Brief.
Tally the lines in the following entries that include the word "from"; state only the total.

* * *

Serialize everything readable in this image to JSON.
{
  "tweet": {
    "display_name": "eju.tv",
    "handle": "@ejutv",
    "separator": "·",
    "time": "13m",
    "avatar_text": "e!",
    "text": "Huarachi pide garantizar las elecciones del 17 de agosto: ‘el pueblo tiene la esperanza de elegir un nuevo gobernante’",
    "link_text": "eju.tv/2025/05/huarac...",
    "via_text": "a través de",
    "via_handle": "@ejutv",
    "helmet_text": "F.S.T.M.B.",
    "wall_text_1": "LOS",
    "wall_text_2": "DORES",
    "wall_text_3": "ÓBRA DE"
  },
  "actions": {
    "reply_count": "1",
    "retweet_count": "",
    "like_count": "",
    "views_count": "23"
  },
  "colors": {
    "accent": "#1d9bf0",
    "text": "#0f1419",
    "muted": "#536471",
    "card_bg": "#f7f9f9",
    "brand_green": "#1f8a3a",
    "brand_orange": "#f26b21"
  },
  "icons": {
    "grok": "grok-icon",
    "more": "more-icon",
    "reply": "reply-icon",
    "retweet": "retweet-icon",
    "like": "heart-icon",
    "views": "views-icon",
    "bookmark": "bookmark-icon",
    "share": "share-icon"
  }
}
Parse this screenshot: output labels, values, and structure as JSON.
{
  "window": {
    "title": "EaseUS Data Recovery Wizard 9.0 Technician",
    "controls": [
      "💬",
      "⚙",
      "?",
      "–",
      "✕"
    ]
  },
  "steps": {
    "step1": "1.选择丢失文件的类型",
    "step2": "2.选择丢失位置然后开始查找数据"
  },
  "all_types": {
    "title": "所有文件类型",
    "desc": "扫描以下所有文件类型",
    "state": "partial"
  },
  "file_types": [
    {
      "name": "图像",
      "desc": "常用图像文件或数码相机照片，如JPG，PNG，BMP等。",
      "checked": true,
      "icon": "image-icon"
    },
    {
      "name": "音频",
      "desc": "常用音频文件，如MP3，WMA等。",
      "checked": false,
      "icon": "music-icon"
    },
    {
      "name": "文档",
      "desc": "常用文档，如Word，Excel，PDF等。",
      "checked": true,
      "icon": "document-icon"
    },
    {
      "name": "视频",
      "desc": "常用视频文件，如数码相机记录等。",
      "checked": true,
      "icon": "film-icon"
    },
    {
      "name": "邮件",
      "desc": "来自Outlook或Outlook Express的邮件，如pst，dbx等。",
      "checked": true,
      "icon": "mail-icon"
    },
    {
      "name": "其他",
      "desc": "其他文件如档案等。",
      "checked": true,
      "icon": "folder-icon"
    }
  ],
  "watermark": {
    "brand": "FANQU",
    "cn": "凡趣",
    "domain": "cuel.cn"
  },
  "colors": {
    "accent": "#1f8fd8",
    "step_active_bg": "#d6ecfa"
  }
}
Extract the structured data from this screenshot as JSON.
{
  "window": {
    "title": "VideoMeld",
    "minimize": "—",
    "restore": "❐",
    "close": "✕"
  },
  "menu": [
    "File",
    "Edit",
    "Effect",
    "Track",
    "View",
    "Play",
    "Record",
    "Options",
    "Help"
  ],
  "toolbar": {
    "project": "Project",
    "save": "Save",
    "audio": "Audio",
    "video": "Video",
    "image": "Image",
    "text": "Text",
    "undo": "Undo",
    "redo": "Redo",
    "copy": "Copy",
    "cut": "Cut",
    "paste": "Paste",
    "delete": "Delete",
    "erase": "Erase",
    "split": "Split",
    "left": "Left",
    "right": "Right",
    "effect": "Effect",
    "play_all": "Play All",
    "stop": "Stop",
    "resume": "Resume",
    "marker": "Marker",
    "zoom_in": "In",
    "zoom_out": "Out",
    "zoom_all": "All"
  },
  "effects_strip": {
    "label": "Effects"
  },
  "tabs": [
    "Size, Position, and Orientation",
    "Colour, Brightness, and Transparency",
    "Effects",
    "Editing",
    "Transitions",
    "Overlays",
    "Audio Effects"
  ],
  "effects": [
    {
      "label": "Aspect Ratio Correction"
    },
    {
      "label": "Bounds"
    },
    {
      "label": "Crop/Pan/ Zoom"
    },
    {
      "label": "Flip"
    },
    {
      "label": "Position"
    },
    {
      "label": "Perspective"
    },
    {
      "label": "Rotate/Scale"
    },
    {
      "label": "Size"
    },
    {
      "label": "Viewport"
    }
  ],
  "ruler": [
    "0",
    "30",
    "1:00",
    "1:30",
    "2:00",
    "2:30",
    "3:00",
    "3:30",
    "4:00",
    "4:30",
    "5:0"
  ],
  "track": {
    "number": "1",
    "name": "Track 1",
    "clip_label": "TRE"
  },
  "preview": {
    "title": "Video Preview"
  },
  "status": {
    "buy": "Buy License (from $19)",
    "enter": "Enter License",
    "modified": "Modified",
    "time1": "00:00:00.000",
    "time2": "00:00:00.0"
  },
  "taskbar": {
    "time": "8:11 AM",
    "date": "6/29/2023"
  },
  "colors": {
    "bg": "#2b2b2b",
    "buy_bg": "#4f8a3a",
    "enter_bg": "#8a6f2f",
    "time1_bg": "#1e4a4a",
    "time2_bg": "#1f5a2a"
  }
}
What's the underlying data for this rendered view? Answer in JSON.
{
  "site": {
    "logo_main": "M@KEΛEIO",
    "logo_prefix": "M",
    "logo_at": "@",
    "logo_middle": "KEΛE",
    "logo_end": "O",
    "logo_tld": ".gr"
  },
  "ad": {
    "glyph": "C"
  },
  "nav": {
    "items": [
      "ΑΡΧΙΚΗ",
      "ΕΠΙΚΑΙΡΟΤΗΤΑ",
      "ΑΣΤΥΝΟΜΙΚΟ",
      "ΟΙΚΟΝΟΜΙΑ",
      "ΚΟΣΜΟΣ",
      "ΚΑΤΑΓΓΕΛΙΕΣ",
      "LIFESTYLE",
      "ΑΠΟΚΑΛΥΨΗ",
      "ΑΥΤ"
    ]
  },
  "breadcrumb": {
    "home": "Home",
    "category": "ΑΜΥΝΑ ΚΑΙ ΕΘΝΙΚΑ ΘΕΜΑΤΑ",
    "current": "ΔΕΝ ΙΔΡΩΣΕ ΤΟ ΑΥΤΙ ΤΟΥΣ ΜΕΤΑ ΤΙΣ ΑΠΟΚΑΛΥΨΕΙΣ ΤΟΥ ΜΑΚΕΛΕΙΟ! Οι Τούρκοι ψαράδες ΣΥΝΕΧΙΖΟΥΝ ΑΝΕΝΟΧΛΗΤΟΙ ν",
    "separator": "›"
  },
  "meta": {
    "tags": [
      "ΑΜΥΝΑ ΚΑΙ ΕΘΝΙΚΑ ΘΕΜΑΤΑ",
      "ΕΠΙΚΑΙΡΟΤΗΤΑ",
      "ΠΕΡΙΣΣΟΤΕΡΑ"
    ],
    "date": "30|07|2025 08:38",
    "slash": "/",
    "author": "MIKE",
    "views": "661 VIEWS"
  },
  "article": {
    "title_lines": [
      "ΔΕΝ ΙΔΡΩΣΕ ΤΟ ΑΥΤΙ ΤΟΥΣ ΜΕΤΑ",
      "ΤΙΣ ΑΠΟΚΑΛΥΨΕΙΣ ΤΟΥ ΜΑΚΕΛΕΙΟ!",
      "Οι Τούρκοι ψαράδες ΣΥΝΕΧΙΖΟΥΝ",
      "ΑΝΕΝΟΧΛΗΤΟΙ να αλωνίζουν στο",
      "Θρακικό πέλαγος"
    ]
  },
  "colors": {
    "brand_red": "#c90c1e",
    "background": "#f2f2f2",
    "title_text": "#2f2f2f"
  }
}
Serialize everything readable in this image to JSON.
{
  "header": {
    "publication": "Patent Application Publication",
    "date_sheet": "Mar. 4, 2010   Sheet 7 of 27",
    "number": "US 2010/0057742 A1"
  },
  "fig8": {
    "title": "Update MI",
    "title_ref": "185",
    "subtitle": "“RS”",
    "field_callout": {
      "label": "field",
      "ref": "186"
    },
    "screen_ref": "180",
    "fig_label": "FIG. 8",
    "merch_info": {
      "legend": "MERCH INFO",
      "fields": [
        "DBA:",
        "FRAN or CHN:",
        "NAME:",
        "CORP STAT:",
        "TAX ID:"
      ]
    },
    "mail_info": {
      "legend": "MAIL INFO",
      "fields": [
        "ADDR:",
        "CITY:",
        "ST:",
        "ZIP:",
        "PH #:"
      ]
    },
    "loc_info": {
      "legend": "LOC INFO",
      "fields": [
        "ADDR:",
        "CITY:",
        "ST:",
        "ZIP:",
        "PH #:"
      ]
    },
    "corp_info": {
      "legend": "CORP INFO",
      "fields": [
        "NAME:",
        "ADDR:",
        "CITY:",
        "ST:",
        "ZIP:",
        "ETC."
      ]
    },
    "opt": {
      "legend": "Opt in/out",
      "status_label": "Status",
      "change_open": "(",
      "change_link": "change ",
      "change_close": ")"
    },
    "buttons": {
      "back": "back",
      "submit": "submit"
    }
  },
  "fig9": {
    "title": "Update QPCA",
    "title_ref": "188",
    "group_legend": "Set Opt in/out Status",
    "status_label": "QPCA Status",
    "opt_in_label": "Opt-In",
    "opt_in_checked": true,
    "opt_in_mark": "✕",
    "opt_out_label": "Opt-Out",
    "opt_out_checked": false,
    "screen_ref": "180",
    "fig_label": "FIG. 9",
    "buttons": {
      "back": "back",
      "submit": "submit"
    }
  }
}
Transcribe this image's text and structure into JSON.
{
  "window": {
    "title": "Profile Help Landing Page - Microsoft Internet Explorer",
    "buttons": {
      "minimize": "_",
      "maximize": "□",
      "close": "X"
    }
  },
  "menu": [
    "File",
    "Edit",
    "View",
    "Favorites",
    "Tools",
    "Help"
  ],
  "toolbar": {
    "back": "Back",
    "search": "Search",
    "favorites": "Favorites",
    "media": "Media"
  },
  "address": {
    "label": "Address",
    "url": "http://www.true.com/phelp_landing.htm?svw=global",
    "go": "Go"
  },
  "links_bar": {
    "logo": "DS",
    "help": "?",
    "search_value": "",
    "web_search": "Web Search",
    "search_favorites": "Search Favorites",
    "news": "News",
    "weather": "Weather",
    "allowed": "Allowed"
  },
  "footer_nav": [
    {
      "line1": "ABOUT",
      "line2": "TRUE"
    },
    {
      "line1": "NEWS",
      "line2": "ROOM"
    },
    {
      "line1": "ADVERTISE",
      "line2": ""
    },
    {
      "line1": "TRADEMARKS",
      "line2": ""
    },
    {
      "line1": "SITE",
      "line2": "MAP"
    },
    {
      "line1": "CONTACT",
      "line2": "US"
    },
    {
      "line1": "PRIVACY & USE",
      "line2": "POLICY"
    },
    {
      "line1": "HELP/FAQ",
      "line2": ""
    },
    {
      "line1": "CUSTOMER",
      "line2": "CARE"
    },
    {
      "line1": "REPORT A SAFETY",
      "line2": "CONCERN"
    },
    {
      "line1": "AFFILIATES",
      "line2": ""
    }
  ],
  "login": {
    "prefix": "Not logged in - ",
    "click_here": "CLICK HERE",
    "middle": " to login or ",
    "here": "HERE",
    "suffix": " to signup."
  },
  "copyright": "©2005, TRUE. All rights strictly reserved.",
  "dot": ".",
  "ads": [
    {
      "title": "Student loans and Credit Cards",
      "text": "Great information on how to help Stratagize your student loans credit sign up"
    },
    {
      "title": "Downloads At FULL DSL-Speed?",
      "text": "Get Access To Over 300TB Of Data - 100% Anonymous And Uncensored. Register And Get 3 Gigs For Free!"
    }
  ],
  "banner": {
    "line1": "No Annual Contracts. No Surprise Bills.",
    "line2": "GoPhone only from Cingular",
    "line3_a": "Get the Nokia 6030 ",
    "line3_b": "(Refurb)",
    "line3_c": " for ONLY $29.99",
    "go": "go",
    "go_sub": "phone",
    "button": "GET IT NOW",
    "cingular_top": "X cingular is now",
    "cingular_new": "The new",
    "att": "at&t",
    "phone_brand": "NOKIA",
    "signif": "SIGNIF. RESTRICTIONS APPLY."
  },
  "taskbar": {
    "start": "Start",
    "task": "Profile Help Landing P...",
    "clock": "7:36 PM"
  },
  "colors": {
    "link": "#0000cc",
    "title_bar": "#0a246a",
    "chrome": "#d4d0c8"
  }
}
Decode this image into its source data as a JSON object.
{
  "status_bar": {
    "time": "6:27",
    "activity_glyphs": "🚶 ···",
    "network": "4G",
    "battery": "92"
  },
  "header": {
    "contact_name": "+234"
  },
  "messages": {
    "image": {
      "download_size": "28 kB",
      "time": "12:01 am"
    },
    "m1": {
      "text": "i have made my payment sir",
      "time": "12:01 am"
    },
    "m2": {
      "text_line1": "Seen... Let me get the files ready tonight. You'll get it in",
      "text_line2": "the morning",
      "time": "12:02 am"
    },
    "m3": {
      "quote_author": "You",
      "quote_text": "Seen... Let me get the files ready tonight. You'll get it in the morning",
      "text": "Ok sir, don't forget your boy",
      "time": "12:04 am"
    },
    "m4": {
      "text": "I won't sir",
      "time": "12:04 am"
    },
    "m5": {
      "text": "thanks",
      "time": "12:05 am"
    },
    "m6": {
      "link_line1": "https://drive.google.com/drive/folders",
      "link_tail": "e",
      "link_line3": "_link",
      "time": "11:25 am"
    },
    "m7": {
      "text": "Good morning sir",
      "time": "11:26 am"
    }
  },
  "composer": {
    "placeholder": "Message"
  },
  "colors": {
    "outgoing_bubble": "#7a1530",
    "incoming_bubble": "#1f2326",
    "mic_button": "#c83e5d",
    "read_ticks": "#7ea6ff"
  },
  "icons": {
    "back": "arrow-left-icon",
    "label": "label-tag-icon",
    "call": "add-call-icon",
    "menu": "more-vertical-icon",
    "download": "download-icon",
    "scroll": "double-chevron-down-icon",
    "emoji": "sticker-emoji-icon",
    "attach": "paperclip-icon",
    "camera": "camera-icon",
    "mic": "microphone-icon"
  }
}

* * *

Result of the exercise.
3